A recent article published in the science journal Nature cites estimates suggesting that asymptomatic or mild cases could represent about 40% to 50% of all infections.

The point is, at this stage we simply don’t know how many people are infected with the virus.

So, countries with limited levels of testing might appear to have higher mortality rates — particularly if that limited testing is being restricted to those patients with more severe symptoms.

Data relating to testing can be sketchy and difficult to compare. But what is clear is that test rates between countries can vary dramatically.

At this stage, Australia appears to have one of the highest testing rates in the world.

According to the Department of Health, Australia has now conducted more than 268,000 tests as at April 1.

That implies a cumulative testing rate of more than 10,551 tests per million. According to other figures complied by Our World in Data, the testing rate in the US is now 3,345 per million, the UK (2,126), Italy (8,573) and South Korea (7,971).

Although these figures are not directly comparable due to different testing methodologies, the data shows how widely testing varies between countries.

In an article in The Conversation Sanjaya Senanayake, an associate professor of medicine and infectious diseases physician at the Australian National University, says variations in case fatality rates between countries “may partially be explained by whether hospitals have been overwhelmed or not”.

Even with relatively high testing rates, in countries severely affected by the crisis, such as Italy, it is probable that testing is confirming the more severe cases while failing to identify less severe ones.

This might explain Italy’s alarming high case fatality rate (currently 11.7%).

There is a second important reason why comparing case fatality rates could be fraught.

Case fatality rates tend to change over time, often dramatically.
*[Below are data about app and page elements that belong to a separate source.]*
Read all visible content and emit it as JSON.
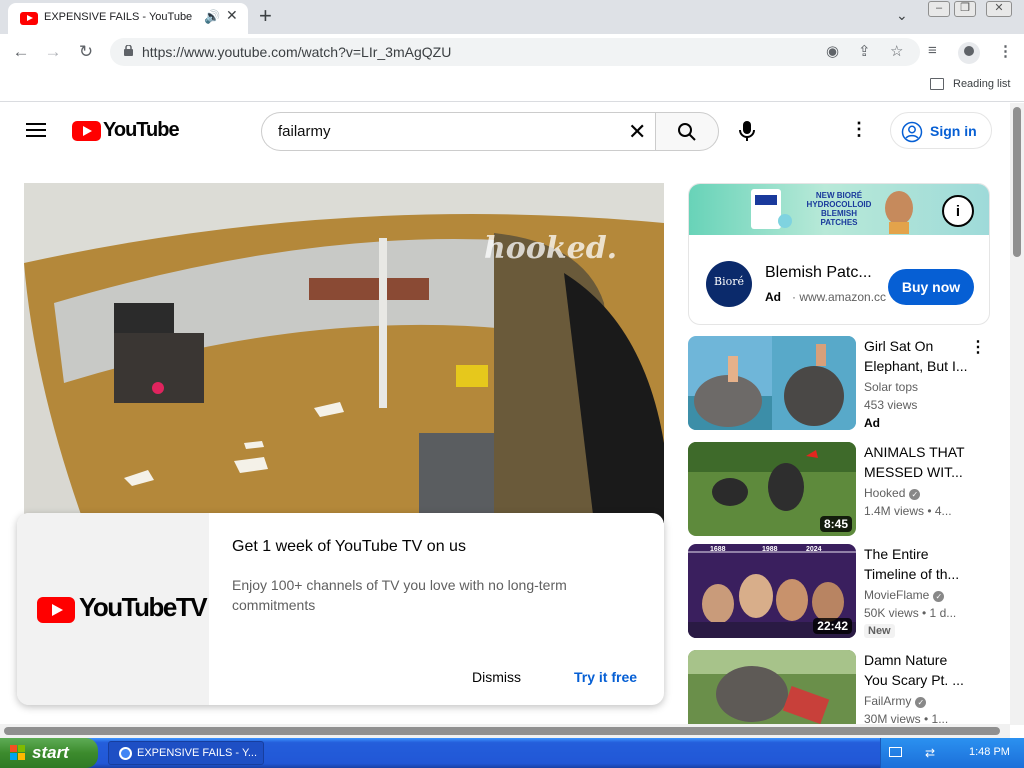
{
  "browser": {
    "tab_title": "EXPENSIVE FAILS - YouTube",
    "url": "https://www.youtube.com/watch?v=LIr_3mAgQZU",
    "reading_list": "Reading list"
  },
  "youtube": {
    "logo_text": "YouTube",
    "search_value": "failarmy",
    "signin_label": "Sign in"
  },
  "player": {
    "watermark": "hooked."
  },
  "promo": {
    "logo_text": "YouTubeTV",
    "title": "Get 1 week of YouTube TV on us",
    "body": "Enjoy 100+ channels of TV you love with no long-term commitments",
    "dismiss": "Dismiss",
    "try_free": "Try it free"
  },
  "ad": {
    "banner_text": "NEW BIORÉ HYDROCOLLOID BLEMISH PATCHES",
    "logo_text": "Bioré",
    "title": "Blemish Patc...",
    "label": "Ad",
    "url": "· www.amazon.cc",
    "buy_label": "Buy now"
  },
  "recommendations": [
    {
      "title": "Girl Sat On Elephant, But I...",
      "channel": "Solar tops",
      "meta": "453 views",
      "badge": "Ad",
      "duration": "",
      "verified": false
    },
    {
      "title": "ANIMALS THAT MESSED WIT...",
      "channel": "Hooked",
      "meta": "1.4M views  • 4...",
      "badge": "",
      "duration": "8:45",
      "verified": true
    },
    {
      "title": "The Entire Timeline of th...",
      "channel": "MovieFlame",
      "meta": "50K views  • 1 d...",
      "badge": "New",
      "duration": "22:42",
      "verified": true
    },
    {
      "title": "Damn Nature You Scary Pt. ...",
      "channel": "FailArmy",
      "meta": "30M views  • 1...",
      "badge": "",
      "duration": "",
      "verified": true
    }
  ],
  "thumb_labels": {
    "timeline_years": [
      "1688",
      "1988",
      "2024"
    ]
  },
  "taskbar": {
    "start_label": "start",
    "task_label": "EXPENSIVE FAILS - Y...",
    "clock": "1:48 PM"
  },
  "colors": {
    "yt_red": "#ff0000",
    "link_blue": "#065fd4",
    "xp_blue": "#245edb",
    "xp_green": "#3c8b2d"
  }
}
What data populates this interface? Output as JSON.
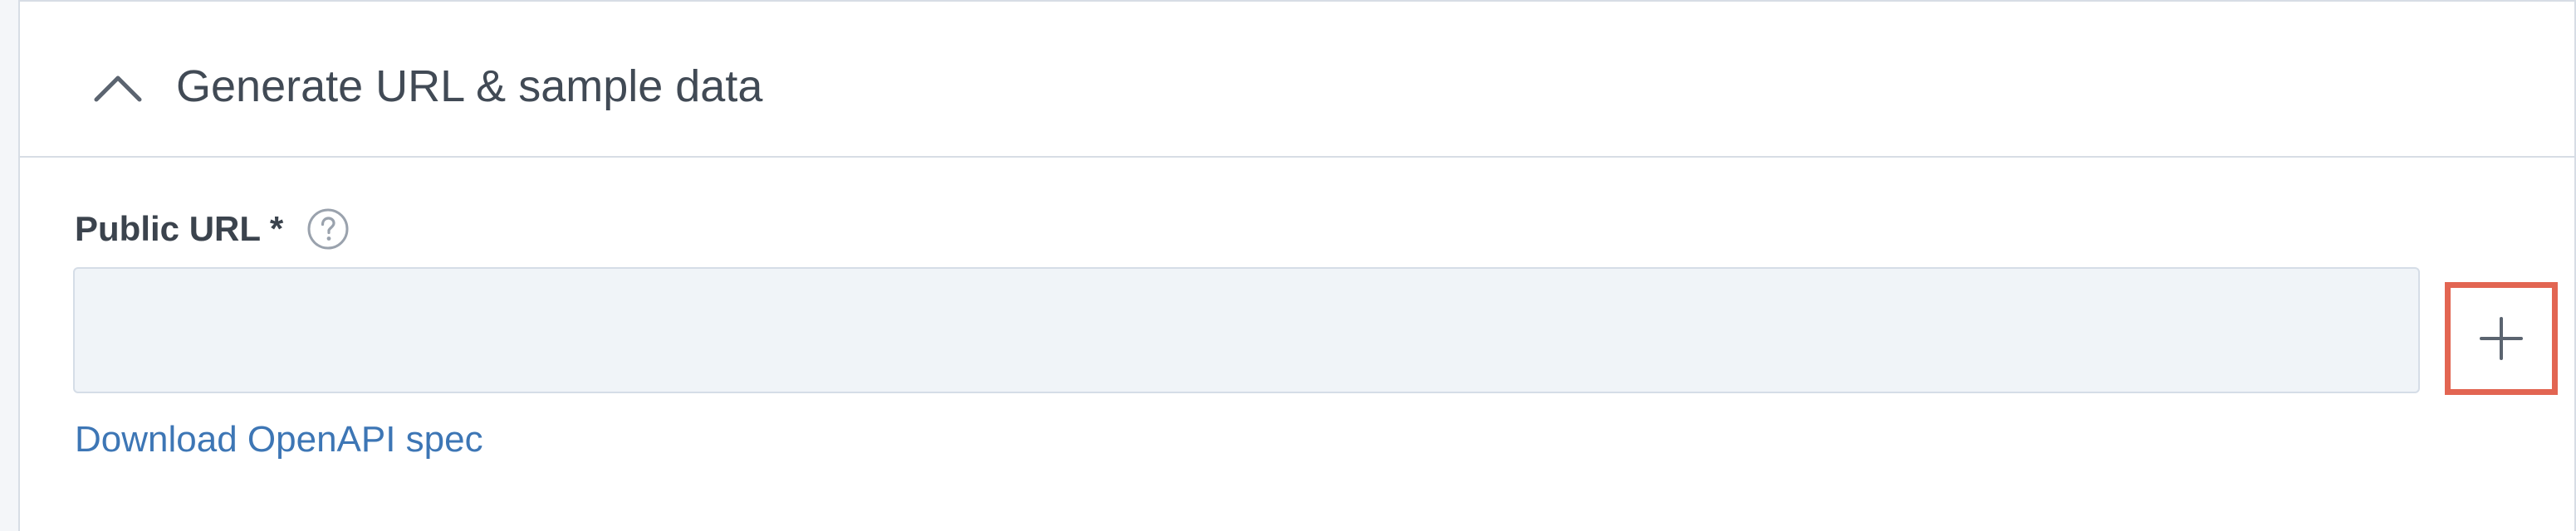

So, taking a single rate, at a single point in time, and using it as a basis to compare countries or to estimate the likelihood of dying can be misleading.

Different countries are at different stages in terms of the progression of the virus, as the following chart demonstrates.

One recent study published by medical journal The Lancet, estimated it takes an average of 17.8 days from when a person first experiences symptoms of COVID-19 to when they die.

The World Health Organisation’s Report of the WHO-China Joint Mission on Coronavirus Disease 2019 (COVID-19) found in fatal cases it took patients between two and eight weeks to die.

The implication is that many people who are currently recorded as infected will eventually show up in the fatality statistics. This could cause the case fatality rate to rise over time.

As another article published in the American Journal of Epidemiology put it: “Simple estimates of the case fatality ratio … can be misleading if, at the time of analysis, the outcome is unknown for a nonnegligible proportion of patients.”

This is what happened during the 2003 severe acute respiratory syndrome (SARS) outbreak.

As has been pointed out, during the early stage of the SARS outbreak, the case fatality rate was estimated at 3% to 5%. By the end, the estimates had been revised up to 9.6%.

During the SARS epidemic, the rise in the case fatality rate initially led some people to wrongly conclude that the disease had evolved and was becoming more deadly over time.

But as medical studies later established, this was not the case. Rather, it simply took time for some people to die.

The same could conceivably be true of the COVID-19 pandemic.

The bottom line

In proportional terms, Australia is, at this stage, being hit less severely by the virus than many other countries.

And, as Morrison has noted, there are some early promising signs that the daily rate of increase is slowing, though the total numbers are still rising and the situation is changing rapidly.

In reality, relying on figures such as confirmed case numbers and case fatality rates is likely to paint a misleading picture.

Australia and the rest of the world won’t be able to properly assess the disease until we have a sound understanding of the final numbers of deaths and actual infections.

That will require both time — potentially months, even years — and extensive research.

Principal researcher: Josh Gordon, economics and finance editor

[email protected]